Hawks' Grant keeps the beat
Safeties with the skills to cover any receiver man-to-man are rare in the NFL. As if Deon Grant needed to stand out any more than he already...
Seattle Times staff reporter
Seahawks @ Panthers,
10 a.m., Ch. 13
Safeties with the skills to cover any receiver man-to-man are rare in the NFL.
As if Deon Grant needed to stand out any more than he already does.
The Seahawks safety is a walking jukebox. Let's update that to boom box.
Grant thrives on music in the locker room, where his rap, rhythm and blues and gospel tunes thump from a portable stereo; and on the field, where Grant dances to what's playing over stadium loudspeakers while waiting for kickoffs or during a timeout.
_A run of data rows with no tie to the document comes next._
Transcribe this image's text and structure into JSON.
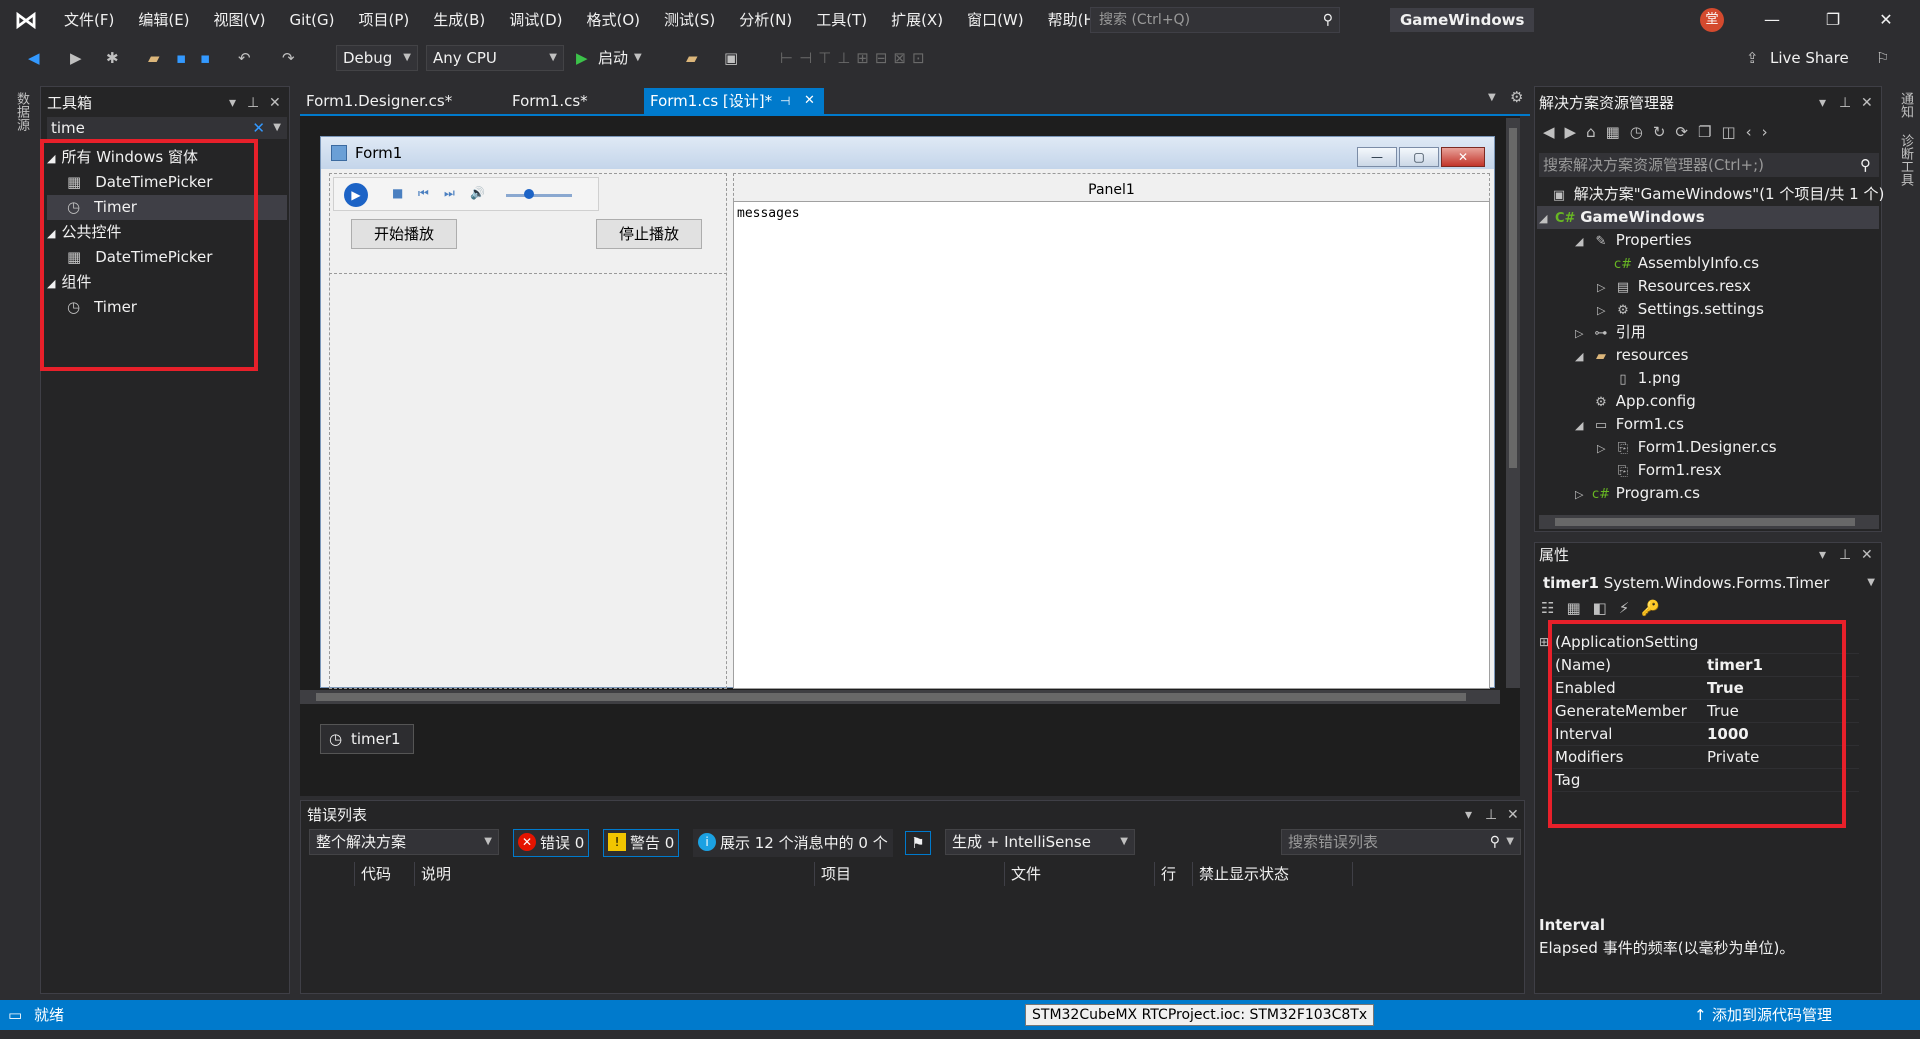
{
  "menu": [
    "文件(F)",
    "编辑(E)",
    "视图(V)",
    "Git(G)",
    "项目(P)",
    "生成(B)",
    "调试(D)",
    "格式(O)",
    "测试(S)",
    "分析(N)",
    "工具(T)",
    "扩展(X)",
    "窗口(W)",
    "帮助(H)"
  ],
  "search": {
    "placeholder": "搜索 (Ctrl+Q)"
  },
  "solution_title": "GameWindows",
  "avatar_text": "堂",
  "toolbar": {
    "config": "Debug",
    "platform": "Any CPU",
    "start_label": "启动",
    "live_share": "Live Share"
  },
  "left_strip_label": "数据源",
  "toolbox": {
    "title": "工具箱",
    "search_value": "time",
    "groups": [
      {
        "label": "所有 Windows 窗体",
        "items": [
          "DateTimePicker",
          "Timer"
        ]
      },
      {
        "label": "公共控件",
        "items": [
          "DateTimePicker"
        ]
      },
      {
        "label": "组件",
        "items": [
          "Timer"
        ]
      }
    ]
  },
  "tabs": [
    {
      "label": "Form1.Designer.cs*",
      "active": false
    },
    {
      "label": "Form1.cs*",
      "active": false
    },
    {
      "label": "Form1.cs [设计]*",
      "active": true
    }
  ],
  "form": {
    "title": "Form1",
    "start_button": "开始播放",
    "stop_button": "停止播放",
    "panel_label": "Panel1",
    "messages_text": "messages"
  },
  "tray": {
    "component": "timer1"
  },
  "error_list": {
    "title": "错误列表",
    "scope": "整个解决方案",
    "errors": "错误 0",
    "warnings": "警告 0",
    "messages": "展示 12 个消息中的 0 个",
    "build_filter": "生成 + IntelliSense",
    "search_placeholder": "搜索错误列表",
    "columns": [
      "代码",
      "说明",
      "项目",
      "文件",
      "行",
      "禁止显示状态"
    ]
  },
  "solution_explorer": {
    "title": "解决方案资源管理器",
    "search_placeholder": "搜索解决方案资源管理器(Ctrl+;)",
    "solution": "解决方案\"GameWindows\"(1 个项目/共 1 个)",
    "project": "GameWindows",
    "items": [
      "Properties",
      "AssemblyInfo.cs",
      "Resources.resx",
      "Settings.settings",
      "引用",
      "resources",
      "1.png",
      "App.config",
      "Form1.cs",
      "Form1.Designer.cs",
      "Form1.resx",
      "Program.cs"
    ]
  },
  "properties": {
    "title": "属性",
    "object_name": "timer1",
    "object_type": "System.Windows.Forms.Timer",
    "rows": [
      {
        "name": "(ApplicationSetting",
        "value": ""
      },
      {
        "name": "(Name)",
        "value": "timer1"
      },
      {
        "name": "Enabled",
        "value": "True"
      },
      {
        "name": "GenerateMember",
        "value": "True"
      },
      {
        "name": "Interval",
        "value": "1000"
      },
      {
        "name": "Modifiers",
        "value": "Private"
      },
      {
        "name": "Tag",
        "value": ""
      }
    ],
    "desc_title": "Interval",
    "desc_text": "Elapsed 事件的频率(以毫秒为单位)。"
  },
  "right_strip_labels": [
    "通知",
    "诊断工具"
  ],
  "status": {
    "ready": "就绪",
    "tooltip": "STM32CubeMX RTCProject.ioc: STM32F103C8Tx",
    "right": "添加到源代码管理"
  },
  "colors": {
    "accent": "#007acc",
    "highlight": "#e8202a",
    "background": "#2d2d30"
  }
}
He even grooves on the bench, no matter what the situation is. The Seahawks were clinging to a 24-19 lead over the St. Louis Rams in the fourth quarter a few weeks ago. There was Grant, with the game in the balance, strutting his stuff to rapper Soulja Boy's "Crank That Soulja Boy" for all of his teammates and the crowd to see.
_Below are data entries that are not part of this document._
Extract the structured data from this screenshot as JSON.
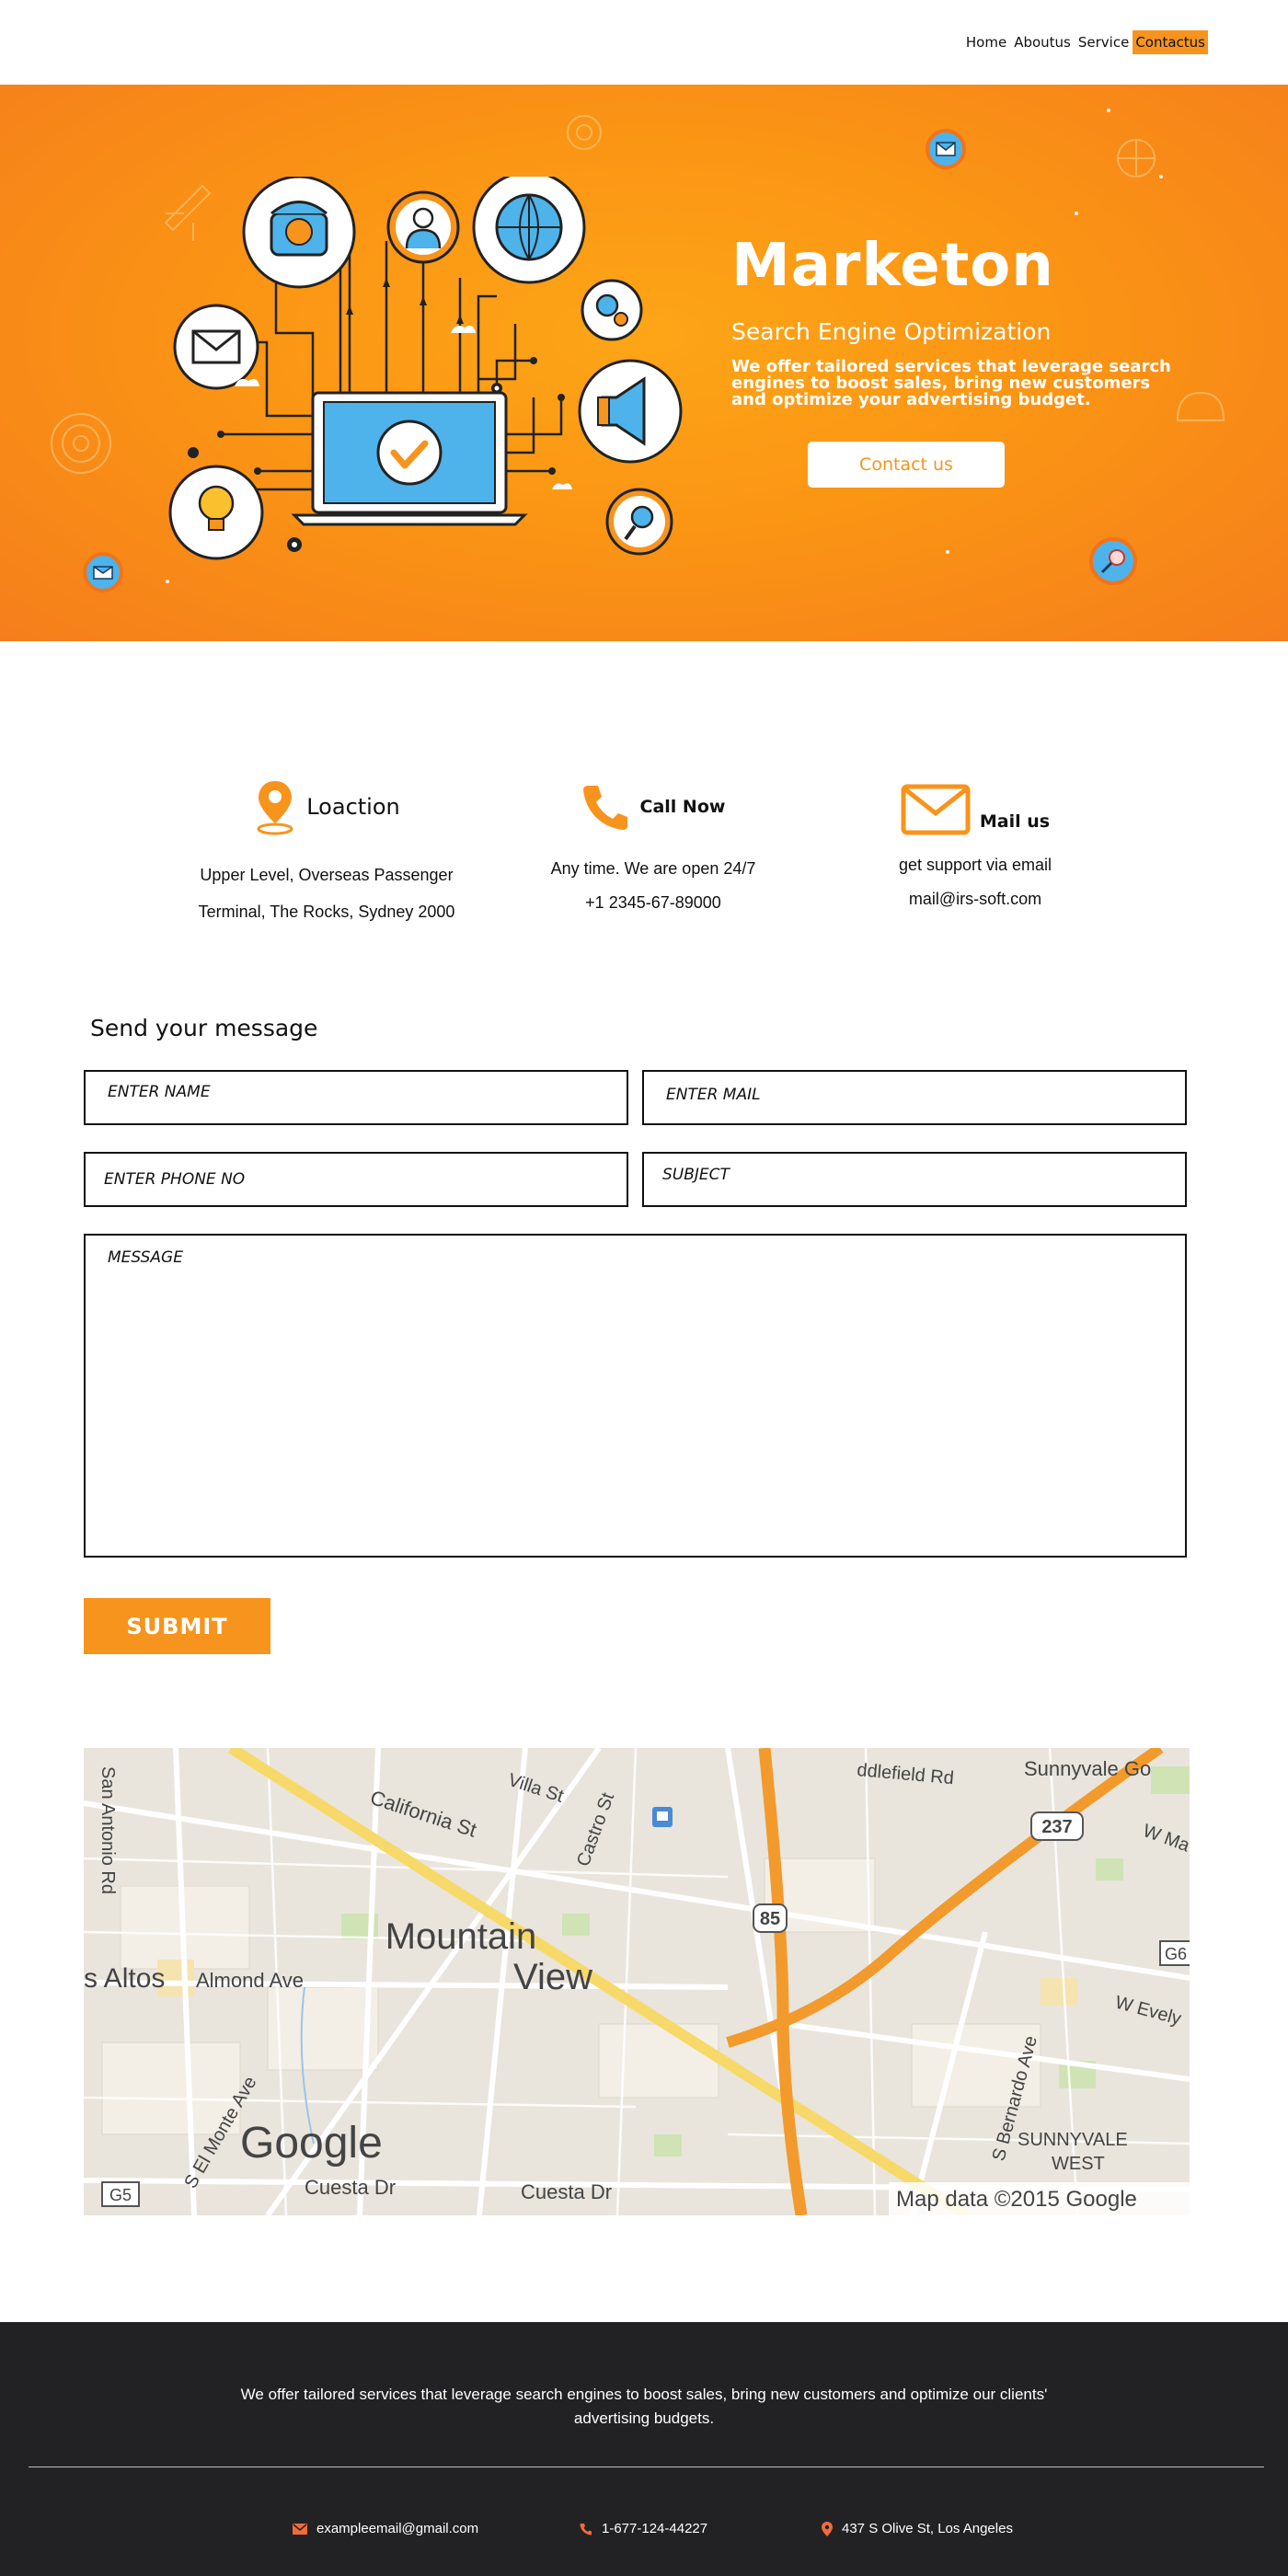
{
  "nav": {
    "links": [
      "Home",
      "Aboutus",
      "Service",
      "Contactus"
    ],
    "active": "Contactus"
  },
  "hero": {
    "title": "Marketon",
    "subtitle": "Search Engine Optimization",
    "description": "We offer tailored services that leverage search engines to boost sales, bring new customers and optimize your advertising budget.",
    "button_label": "Contact us"
  },
  "contact_info": [
    {
      "icon": "location-pin-icon",
      "title": "Loaction",
      "lines": [
        "Upper Level, Overseas Passenger",
        "Terminal, The Rocks, Sydney 2000"
      ]
    },
    {
      "icon": "phone-icon",
      "title": "Call Now",
      "lines": [
        "Any time. We are open 24/7",
        "+1 2345-67-89000"
      ]
    },
    {
      "icon": "envelope-icon",
      "title": "Mail us",
      "lines": [
        "get support via email",
        "mail@irs-soft.com"
      ]
    }
  ],
  "form": {
    "heading": "Send your message",
    "name_placeholder": "ENTER NAME",
    "mail_placeholder": "ENTER MAIL",
    "phone_placeholder": "ENTER PHONE NO",
    "subject_placeholder": "SUBJECT",
    "message_placeholder": "MESSAGE",
    "submit_label": "SUBMIT"
  },
  "map": {
    "labels": {
      "city": "Mountain",
      "city2": "View",
      "los_altos": "s Altos",
      "almond": "Almond Ave",
      "california": "California St",
      "castro": "Castro St",
      "villa": "Villa St",
      "san_antonio": "San Antonio Rd",
      "el_monte": "S El Monte Ave",
      "cuesta1": "Cuesta Dr",
      "cuesta2": "Cuesta Dr",
      "bernardo": "S Bernardo Ave",
      "sunnyvale_west1": "SUNNYVALE",
      "sunnyvale_west2": "WEST",
      "sunnyvale_go": "Sunnyvale Go",
      "evelyn": "W Evely",
      "w_ma": "W Ma",
      "middlefield": "ddlefield Rd",
      "route85": "85",
      "route237": "237",
      "g5": "G5",
      "g6": "G6",
      "google": "Google",
      "attribution": "Map data ©2015 Google"
    }
  },
  "footer": {
    "description": "We offer tailored services that leverage search engines to boost sales, bring new customers and optimize our clients' advertising budgets.",
    "email": "exampleemail@gmail.com",
    "phone": "1-677-124-44227",
    "address": "437 S Olive St, Los Angeles"
  },
  "colors": {
    "accent": "#f7941d",
    "footer_bg": "#222224",
    "illustration_blue": "#4db3ea"
  }
}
"They love it," Grant said. "They love it because they know they're going to get 110 percent from me no matter what's going on. And they know when I got the music playing and doing that other stuff on the field, it's not an individual situation. I'm playing music that everybody likes in the locker room. Whatever they request I put it on."
The dancing gets the crowd going, especially at home.
"That just comes with me," Grant said. "Even if I'm down, you're still going to always see me nodding my head, regardless."
The music is infectious, and so is Grant's energy. Coach Mike Holmgren has no problem with Grant's tunes — he recently said he has no boom box rule, and only a loose noise-level policy, in the locker room — and the Seahawks are fine with it, too. Grant is a team leader who was voted a captain after just a few months with the Seahawks.
Brian Russell, Seattle's other starting safety, enjoys the sounds.
"He keeps it going in here, he keeps it loose, but he's intense and ready to go on game days," Russell said. "A lot of fun to play with."
Grant has fun playing. He's fifth on the Seahawks with 55 tackles, and he has three interceptions. But the statistics don't measure how important he has been. Grant and Russell have provided stability and solid play, and they have helped the Seahawks limit big plays. The Seahawks have faith in Grant to let him go one-on-one in coverage because Grant has done it well in the past.
"He had a great command of the secondary, and he had real good range out of the middle safety position and he caught the ball well," defensive coordinator John Marshall said. "We looked at him as a guy that can play an outstanding free safety."
Grant, though, is playing more strong safety than free. The positions are interchangeable in the Seahawks' defensive scheme.
"Deon has good instincts, understands angles, has good speed and has very good ball skills," Holmgren said. "If he goes up for it, there's a good chance he's going to catch it. You can't say that about every defensive back."
Case in point: Friday's practice. Grant made the play of the day when he tipped a ball to himself, tipped it again, and instead of giving up on it, diving to the turf to catch the ball for an interception.
Sunday, Grant will suit up against one of his former teams, the Carolina Panthers. He's remembered in Charlotte as a key part of the Panthers defense for four years.
"Deon played the game with a lot of energy, has good ball awareness, he's an excellent athlete," Panthers coach John Fox said. "He's kind of how you draw them up as a safety."
Grant may be high energy but he stays low-key about his play this season.
"I'm playing all right," said Grant, who wears No. 24. "I feel I can play a lot better now that I really got the camaraderie that I have with the guys. From here on out, you'll see a better person in '24.' "
The Seahawks players and coaches got their first look at the Virginia Mason Athletic Center's indoor and outdoor fields Friday before leaving for North Carolina.
The center is under construction and will be the new team headquarters when it opens in summer 2008.
• Former Seahawks CB Ken Lucas, now with Carolina, said playing his old team will be "just another game." Lucas signed with the Panthers in 2005 before the Seahawks' Super Bowl season and admitted he felt a little bad about leaving. "They pretty much got rid of all the, I guess, malcontents, quote, unquote," Lucas said.
• Holmgren said he plans to continue giving Floyd Womack playing time at left guard, alternating with starter Rob Sims.
• Russell sat out Friday's practice with a slight strain of his lower abdominal. Russell will be further evaluated, and his playing status will be determined before Sunday's game.
• DT Rocky Bernard (groin) also didn't practice but is expected to play.
• Game balls from Sunday's win went to CB Marcus Trufant on defense, RG Chris Gray on offense and RB Josh Scobey on special teams.
José Miguel Romero: 206-464-2409 or firstname.lastname@example.org
Information in this article, originally published Dec. 15, 2007, was corrected Dec. 16, 2007. A previous version of this story contained an error. Seahawks guard Rob Sims was incorrectly named Ron Sims in the original version of this story.
Copyright © 2007 The Seattle Times Company
UPDATE - 07:23 AM
NFL, union resume labor talks at mediator's office